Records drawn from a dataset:

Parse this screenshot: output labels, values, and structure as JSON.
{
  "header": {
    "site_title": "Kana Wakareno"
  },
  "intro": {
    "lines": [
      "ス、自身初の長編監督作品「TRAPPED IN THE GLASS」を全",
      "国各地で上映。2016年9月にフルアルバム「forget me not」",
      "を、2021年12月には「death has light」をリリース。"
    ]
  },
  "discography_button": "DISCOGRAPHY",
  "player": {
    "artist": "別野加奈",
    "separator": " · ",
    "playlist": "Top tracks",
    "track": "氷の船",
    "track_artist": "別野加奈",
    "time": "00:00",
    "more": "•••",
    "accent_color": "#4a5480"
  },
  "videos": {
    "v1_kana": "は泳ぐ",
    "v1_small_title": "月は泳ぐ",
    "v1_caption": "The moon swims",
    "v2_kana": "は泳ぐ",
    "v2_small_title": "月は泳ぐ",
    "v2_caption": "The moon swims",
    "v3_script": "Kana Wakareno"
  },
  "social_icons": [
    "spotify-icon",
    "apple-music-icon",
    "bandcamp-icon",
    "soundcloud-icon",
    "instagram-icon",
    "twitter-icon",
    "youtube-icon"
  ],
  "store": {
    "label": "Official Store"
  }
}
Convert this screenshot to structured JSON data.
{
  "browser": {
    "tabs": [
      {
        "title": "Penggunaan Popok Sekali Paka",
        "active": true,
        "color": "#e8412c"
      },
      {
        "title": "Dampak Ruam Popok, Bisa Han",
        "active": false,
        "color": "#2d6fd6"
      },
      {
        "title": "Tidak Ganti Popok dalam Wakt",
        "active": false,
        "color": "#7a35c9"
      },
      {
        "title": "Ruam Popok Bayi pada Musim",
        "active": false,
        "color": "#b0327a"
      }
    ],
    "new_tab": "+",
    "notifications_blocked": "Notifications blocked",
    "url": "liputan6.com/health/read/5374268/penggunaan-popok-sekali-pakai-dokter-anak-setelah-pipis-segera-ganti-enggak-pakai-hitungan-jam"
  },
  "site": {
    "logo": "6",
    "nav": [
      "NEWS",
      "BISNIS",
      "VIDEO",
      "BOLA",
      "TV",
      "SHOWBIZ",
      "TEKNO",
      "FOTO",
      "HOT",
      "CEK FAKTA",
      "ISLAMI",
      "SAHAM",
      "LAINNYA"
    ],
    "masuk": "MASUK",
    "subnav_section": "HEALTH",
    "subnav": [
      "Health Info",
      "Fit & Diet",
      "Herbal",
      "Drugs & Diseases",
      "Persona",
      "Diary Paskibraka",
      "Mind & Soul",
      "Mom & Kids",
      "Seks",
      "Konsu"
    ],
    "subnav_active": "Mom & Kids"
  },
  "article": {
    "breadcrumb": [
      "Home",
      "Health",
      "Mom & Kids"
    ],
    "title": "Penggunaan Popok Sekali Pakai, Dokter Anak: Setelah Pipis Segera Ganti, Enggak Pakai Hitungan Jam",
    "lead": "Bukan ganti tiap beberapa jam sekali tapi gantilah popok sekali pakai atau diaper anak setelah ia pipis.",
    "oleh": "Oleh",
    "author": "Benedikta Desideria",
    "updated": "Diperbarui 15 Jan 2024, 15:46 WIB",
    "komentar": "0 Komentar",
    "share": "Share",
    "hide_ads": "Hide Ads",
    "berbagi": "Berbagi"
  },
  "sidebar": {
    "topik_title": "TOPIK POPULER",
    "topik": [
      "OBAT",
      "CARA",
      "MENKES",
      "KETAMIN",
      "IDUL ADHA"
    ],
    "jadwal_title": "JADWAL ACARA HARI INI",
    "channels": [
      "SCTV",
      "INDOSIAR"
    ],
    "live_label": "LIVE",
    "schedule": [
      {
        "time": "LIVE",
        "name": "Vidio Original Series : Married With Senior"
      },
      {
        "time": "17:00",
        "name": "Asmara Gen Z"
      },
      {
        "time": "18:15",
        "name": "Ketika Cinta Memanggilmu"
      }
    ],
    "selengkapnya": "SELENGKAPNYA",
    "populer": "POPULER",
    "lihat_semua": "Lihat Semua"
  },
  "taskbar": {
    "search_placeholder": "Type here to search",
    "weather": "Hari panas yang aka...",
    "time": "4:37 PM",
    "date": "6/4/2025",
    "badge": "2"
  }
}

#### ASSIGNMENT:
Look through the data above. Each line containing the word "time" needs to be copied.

#### RESPONSE:
    "time": "00:00",
        "time": "LIVE",
        "time": "17:00",
        "time": "18:15",
    "time": "4:37 PM",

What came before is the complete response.